It is also worth noting that Rule 139b is separate from other significant regulatory changes for BDCs that are contemplated by the Small Business Credit Availability Act (“SBCAA”), which was enacted on March 23, 2018. The SBCAA will allow BDCs to increase their debt-to-equity leverage as well as permit BDCs to follow more liberalized offering and proxy communications rules that were previously available only to operating companies. In addition, one provision of the SBCAA directed the SEC to amend Rules 138 and 139 to specifically include a BDC as an issuer to which those rules apply. While Rule 139b is modeled after and generally tracks Rule 139, the rules differ from one another in certain respects, some of which are specifically directed by the FAIR Act and others that are intended to adapt certain conditions to BDCs and other covered investment funds.

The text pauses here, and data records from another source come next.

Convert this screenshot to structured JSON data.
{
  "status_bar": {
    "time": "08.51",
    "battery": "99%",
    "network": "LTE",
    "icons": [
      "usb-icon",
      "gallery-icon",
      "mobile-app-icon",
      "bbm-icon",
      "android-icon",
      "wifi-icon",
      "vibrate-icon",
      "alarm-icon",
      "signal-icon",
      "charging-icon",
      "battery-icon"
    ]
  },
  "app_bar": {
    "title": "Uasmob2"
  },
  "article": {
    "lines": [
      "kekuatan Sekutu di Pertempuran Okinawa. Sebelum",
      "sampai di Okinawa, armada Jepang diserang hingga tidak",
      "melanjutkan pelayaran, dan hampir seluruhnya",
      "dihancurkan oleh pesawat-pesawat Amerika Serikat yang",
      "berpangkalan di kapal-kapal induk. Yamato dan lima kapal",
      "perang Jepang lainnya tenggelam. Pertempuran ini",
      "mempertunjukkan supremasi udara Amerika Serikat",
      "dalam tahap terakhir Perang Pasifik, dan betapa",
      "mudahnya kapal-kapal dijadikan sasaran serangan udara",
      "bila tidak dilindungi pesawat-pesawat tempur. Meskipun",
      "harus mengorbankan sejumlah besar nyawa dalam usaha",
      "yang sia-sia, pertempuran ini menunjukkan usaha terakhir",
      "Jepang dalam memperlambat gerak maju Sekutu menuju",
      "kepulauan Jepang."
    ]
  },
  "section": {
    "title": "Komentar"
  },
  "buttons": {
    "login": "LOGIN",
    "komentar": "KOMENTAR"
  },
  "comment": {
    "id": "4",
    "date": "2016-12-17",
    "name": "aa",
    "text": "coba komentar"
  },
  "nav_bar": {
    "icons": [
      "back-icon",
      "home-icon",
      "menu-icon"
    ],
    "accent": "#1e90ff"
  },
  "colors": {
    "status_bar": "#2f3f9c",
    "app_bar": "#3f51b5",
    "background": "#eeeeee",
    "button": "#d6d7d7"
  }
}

1 Unlike for registered open-end funds, BDCs and closed-end funds cannot satisfy the $75 million minimum public float requirement using a net asset value (NAV) calculation.
2 In the adopting release, the SEC stated that determining whether a class of securities is in substantially continuous distribution will be based on an analysis of facts and circumstances. However, the SEC confirmed that “substantially continuous distribution” includes traded BDCs engaged in at-the-market offering programs over consecutive quarters pursuant to Securities Act Rule 415(a)(4) and other types of funds that are engaged in continuous offerings pursuant to Securities Act Rule 415(a)(1)(ix).